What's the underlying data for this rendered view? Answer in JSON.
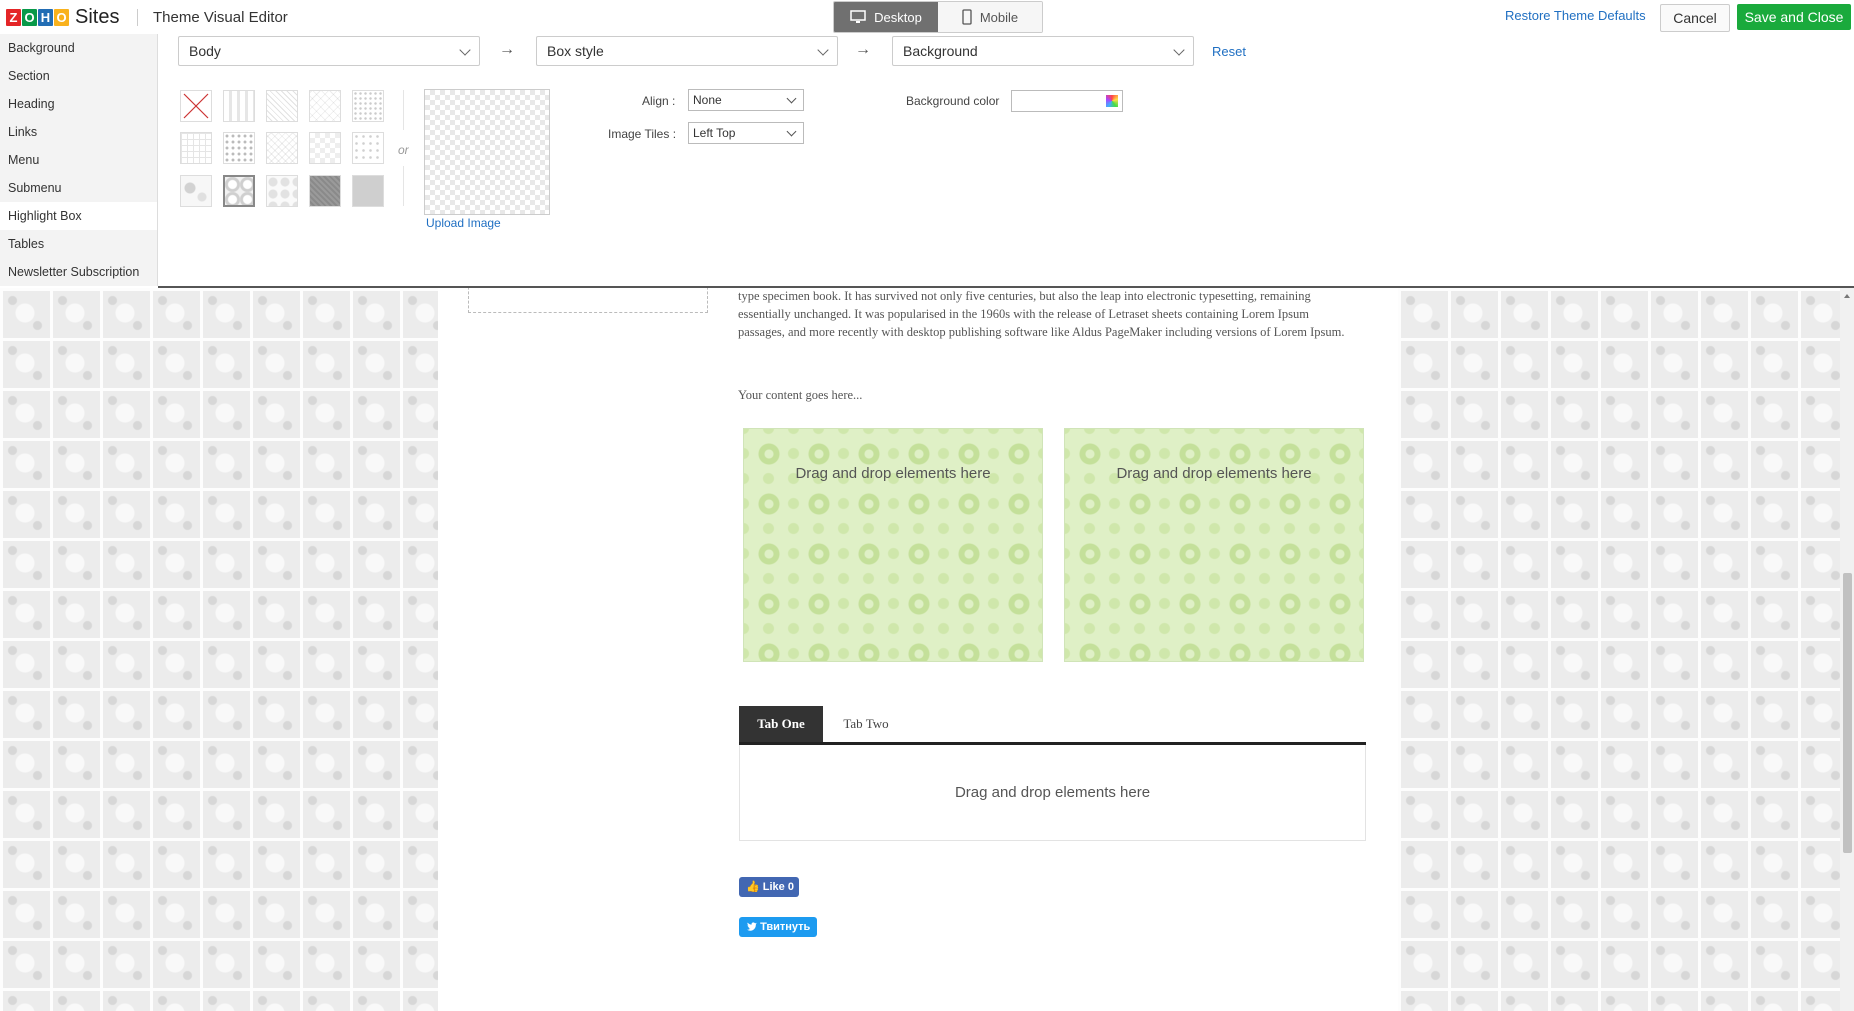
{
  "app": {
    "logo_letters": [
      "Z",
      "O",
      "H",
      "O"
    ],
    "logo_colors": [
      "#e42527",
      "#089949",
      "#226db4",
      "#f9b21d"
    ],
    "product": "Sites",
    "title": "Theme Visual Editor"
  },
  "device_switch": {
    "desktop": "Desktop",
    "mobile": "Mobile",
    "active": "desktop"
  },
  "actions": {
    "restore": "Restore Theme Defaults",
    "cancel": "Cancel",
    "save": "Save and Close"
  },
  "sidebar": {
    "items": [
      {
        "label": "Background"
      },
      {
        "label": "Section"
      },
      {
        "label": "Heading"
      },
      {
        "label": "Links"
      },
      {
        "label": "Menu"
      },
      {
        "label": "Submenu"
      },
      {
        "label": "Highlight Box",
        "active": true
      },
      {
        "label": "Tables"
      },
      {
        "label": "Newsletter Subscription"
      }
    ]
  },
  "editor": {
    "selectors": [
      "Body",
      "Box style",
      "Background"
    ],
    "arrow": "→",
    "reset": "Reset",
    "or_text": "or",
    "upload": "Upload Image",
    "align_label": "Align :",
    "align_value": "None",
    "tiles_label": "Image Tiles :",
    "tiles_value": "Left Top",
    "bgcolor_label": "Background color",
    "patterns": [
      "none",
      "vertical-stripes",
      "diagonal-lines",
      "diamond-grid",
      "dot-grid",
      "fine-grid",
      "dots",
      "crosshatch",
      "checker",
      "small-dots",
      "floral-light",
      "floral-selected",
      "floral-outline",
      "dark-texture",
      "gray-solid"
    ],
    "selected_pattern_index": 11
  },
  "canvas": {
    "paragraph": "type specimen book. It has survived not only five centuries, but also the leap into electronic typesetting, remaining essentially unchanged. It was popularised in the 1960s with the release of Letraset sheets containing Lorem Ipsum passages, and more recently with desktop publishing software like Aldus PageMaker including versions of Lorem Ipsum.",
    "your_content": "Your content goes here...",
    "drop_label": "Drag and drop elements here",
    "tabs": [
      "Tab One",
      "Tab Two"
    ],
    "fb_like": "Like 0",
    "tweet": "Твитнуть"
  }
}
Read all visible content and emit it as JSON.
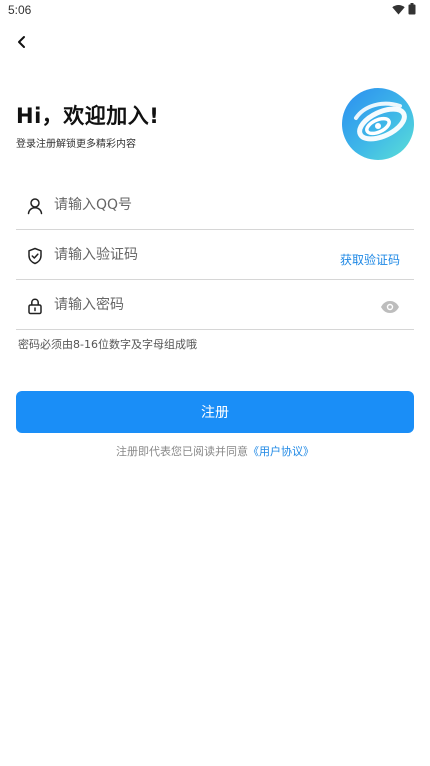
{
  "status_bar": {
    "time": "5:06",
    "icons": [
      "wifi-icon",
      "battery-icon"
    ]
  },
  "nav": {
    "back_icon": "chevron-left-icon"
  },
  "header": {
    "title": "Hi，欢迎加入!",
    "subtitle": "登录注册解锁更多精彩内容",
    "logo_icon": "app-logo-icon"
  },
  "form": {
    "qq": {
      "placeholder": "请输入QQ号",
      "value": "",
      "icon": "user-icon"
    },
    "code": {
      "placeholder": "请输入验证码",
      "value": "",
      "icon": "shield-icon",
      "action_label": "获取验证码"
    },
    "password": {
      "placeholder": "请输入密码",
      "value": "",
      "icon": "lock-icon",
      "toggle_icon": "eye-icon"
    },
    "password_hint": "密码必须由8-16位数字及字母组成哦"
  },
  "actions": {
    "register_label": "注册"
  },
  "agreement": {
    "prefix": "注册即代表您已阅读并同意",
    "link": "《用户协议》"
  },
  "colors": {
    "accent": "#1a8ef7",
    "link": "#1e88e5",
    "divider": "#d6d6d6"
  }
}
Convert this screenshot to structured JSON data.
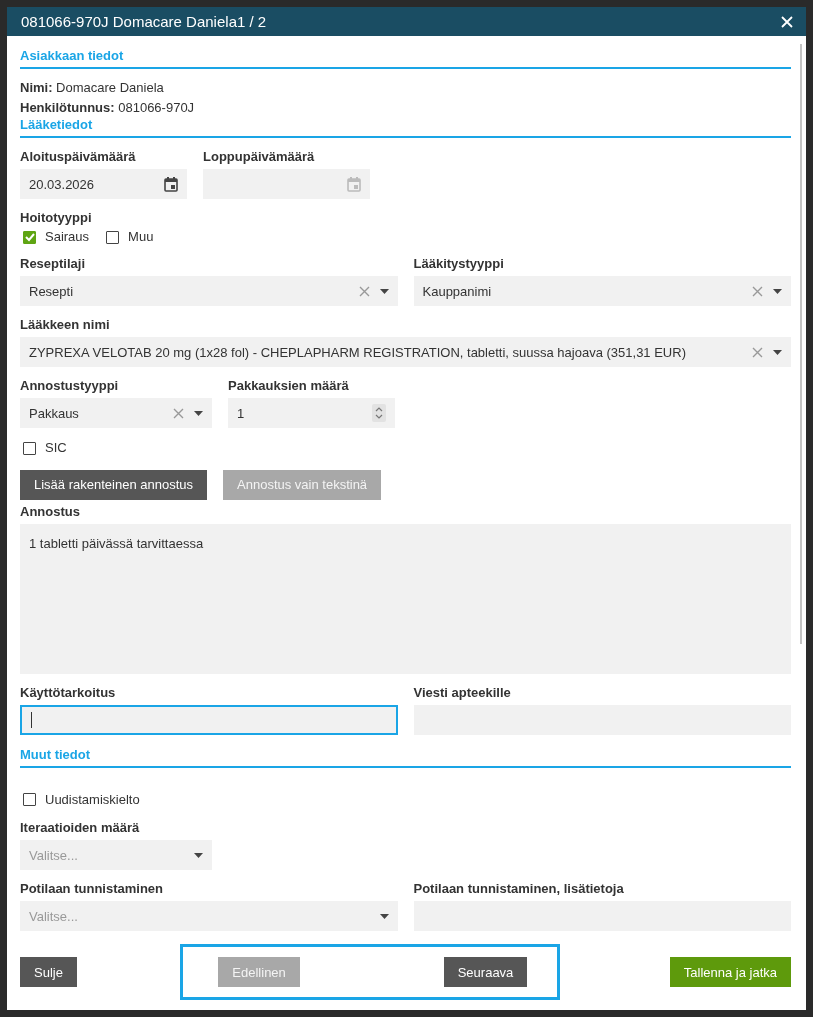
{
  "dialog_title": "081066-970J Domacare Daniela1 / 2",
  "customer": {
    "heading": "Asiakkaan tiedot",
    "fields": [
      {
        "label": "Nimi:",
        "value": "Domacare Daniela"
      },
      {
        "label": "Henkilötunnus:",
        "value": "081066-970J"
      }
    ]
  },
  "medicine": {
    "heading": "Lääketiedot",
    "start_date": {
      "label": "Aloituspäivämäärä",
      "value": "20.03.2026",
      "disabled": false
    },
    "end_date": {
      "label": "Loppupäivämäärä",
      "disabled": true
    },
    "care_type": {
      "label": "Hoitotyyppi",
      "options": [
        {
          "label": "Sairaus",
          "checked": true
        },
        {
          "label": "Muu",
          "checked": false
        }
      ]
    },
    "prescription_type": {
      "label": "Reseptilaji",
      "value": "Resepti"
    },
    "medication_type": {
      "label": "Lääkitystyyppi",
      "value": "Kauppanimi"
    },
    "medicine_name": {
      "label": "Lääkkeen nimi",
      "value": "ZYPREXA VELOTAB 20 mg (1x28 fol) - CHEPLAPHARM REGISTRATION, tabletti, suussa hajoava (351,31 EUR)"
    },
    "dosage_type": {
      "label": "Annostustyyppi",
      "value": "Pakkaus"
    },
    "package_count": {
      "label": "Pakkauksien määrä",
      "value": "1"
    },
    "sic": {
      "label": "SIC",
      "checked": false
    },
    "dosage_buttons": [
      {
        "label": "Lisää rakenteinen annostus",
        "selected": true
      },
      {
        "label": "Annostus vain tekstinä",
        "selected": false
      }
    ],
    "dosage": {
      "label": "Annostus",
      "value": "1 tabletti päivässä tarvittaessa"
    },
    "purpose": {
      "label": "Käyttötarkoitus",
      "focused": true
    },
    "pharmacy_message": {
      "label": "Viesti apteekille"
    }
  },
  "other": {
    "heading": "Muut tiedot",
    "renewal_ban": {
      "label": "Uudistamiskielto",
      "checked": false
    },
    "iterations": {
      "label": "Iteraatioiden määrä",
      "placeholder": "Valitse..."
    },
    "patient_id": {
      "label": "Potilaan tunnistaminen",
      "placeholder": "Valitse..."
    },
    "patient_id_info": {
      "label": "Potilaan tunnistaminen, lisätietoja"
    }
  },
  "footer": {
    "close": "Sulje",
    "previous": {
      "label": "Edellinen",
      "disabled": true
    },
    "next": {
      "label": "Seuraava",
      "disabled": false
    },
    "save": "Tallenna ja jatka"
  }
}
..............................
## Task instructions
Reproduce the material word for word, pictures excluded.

## Problem solution
What's the underlying data for this rendered view? Answer in JSON.
{
  "app": {
    "logo_letters": [
      "Z",
      "O",
      "H",
      "O"
    ],
    "logo_colors": [
      "#e42527",
      "#089949",
      "#226db4",
      "#f9b21d"
    ],
    "product": "Sites",
    "title": "Theme Visual Editor"
  },
  "device_switch": {
    "desktop": "Desktop",
    "mobile": "Mobile",
    "active": "desktop"
  },
  "actions": {
    "restore": "Restore Theme Defaults",
    "cancel": "Cancel",
    "save": "Save and Close"
  },
  "sidebar": {
    "items": [
      {
        "label": "Background"
      },
      {
        "label": "Section"
      },
      {
        "label": "Heading"
      },
      {
        "label": "Links"
      },
      {
        "label": "Menu"
      },
      {
        "label": "Submenu"
      },
      {
        "label": "Highlight Box",
        "active": true
      },
      {
        "label": "Tables"
      },
      {
        "label": "Newsletter Subscription"
      }
    ]
  },
  "editor": {
    "selectors": [
      "Body",
      "Box style",
      "Background"
    ],
    "arrow": "→",
    "reset": "Reset",
    "or_text": "or",
    "upload": "Upload Image",
    "align_label": "Align :",
    "align_value": "None",
    "tiles_label": "Image Tiles :",
    "tiles_value": "Left Top",
    "bgcolor_label": "Background color",
    "patterns": [
      "none",
      "vertical-stripes",
      "diagonal-lines",
      "diamond-grid",
      "dot-grid",
      "fine-grid",
      "dots",
      "crosshatch",
      "checker",
      "small-dots",
      "floral-light",
      "floral-selected",
      "floral-outline",
      "dark-texture",
      "gray-solid"
    ],
    "selected_pattern_index": 11
  },
  "canvas": {
    "paragraph": "type specimen book. It has survived not only five centuries, but also the leap into electronic typesetting, remaining essentially unchanged. It was popularised in the 1960s with the release of Letraset sheets containing Lorem Ipsum passages, and more recently with desktop publishing software like Aldus PageMaker including versions of Lorem Ipsum.",
    "your_content": "Your content goes here...",
    "drop_label": "Drag and drop elements here",
    "tabs": [
      "Tab One",
      "Tab Two"
    ],
    "fb_like": "Like 0",
    "tweet": "Твитнуть"
  }
}
Read all visible content and emit it as JSON.
{
  "status_bar": {
    "time": "5:06",
    "icons": [
      "wifi-icon",
      "battery-icon"
    ]
  },
  "nav": {
    "back_icon": "chevron-left-icon"
  },
  "header": {
    "title": "Hi，欢迎加入!",
    "subtitle": "登录注册解锁更多精彩内容",
    "logo_icon": "app-logo-icon"
  },
  "form": {
    "qq": {
      "placeholder": "请输入QQ号",
      "value": "",
      "icon": "user-icon"
    },
    "code": {
      "placeholder": "请输入验证码",
      "value": "",
      "icon": "shield-icon",
      "action_label": "获取验证码"
    },
    "password": {
      "placeholder": "请输入密码",
      "value": "",
      "icon": "lock-icon",
      "toggle_icon": "eye-icon"
    },
    "password_hint": "密码必须由8-16位数字及字母组成哦"
  },
  "actions": {
    "register_label": "注册"
  },
  "agreement": {
    "prefix": "注册即代表您已阅读并同意",
    "link": "《用户协议》"
  },
  "colors": {
    "accent": "#1a8ef7",
    "link": "#1e88e5",
    "divider": "#d6d6d6"
  }
}
Convert this screenshot to structured JSON data.
{
  "dialog_title": "081066-970J Domacare Daniela1 / 2",
  "customer": {
    "heading": "Asiakkaan tiedot",
    "fields": [
      {
        "label": "Nimi:",
        "value": "Domacare Daniela"
      },
      {
        "label": "Henkilötunnus:",
        "value": "081066-970J"
      }
    ]
  },
  "medicine": {
    "heading": "Lääketiedot",
    "start_date": {
      "label": "Aloituspäivämäärä",
      "value": "20.03.2026",
      "disabled": false
    },
    "end_date": {
      "label": "Loppupäivämäärä",
      "disabled": true
    },
    "care_type": {
      "label": "Hoitotyyppi",
      "options": [
        {
          "label": "Sairaus",
          "checked": true
        },
        {
          "label": "Muu",
          "checked": false
        }
      ]
    },
    "prescription_type": {
      "label": "Reseptilaji",
      "value": "Resepti"
    },
    "medication_type": {
      "label": "Lääkitystyyppi",
      "value": "Kauppanimi"
    },
    "medicine_name": {
      "label": "Lääkkeen nimi",
      "value": "ZYPREXA VELOTAB 20 mg (1x28 fol) - CHEPLAPHARM REGISTRATION, tabletti, suussa hajoava (351,31 EUR)"
    },
    "dosage_type": {
      "label": "Annostustyyppi",
      "value": "Pakkaus"
    },
    "package_count": {
      "label": "Pakkauksien määrä",
      "value": "1"
    },
    "sic": {
      "label": "SIC",
      "checked": false
    },
    "dosage_buttons": [
      {
        "label": "Lisää rakenteinen annostus",
        "selected": true
      },
      {
        "label": "Annostus vain tekstinä",
        "selected": false
      }
    ],
    "dosage": {
      "label": "Annostus",
      "value": "1 tabletti päivässä tarvittaessa"
    },
    "purpose": {
      "label": "Käyttötarkoitus",
      "focused": true
    },
    "pharmacy_message": {
      "label": "Viesti apteekille"
    }
  },
  "other": {
    "heading": "Muut tiedot",
    "renewal_ban": {
      "label": "Uudistamiskielto",
      "checked": false
    },
    "iterations": {
      "label": "Iteraatioiden määrä",
      "placeholder": "Valitse..."
    },
    "patient_id": {
      "label": "Potilaan tunnistaminen",
      "placeholder": "Valitse..."
    },
    "patient_id_info": {
      "label": "Potilaan tunnistaminen, lisätietoja"
    }
  },
  "footer": {
    "close": "Sulje",
    "previous": {
      "label": "Edellinen",
      "disabled": true
    },
    "next": {
      "label": "Seuraava",
      "disabled": false
    },
    "save": "Tallenna ja jatka"
  }
}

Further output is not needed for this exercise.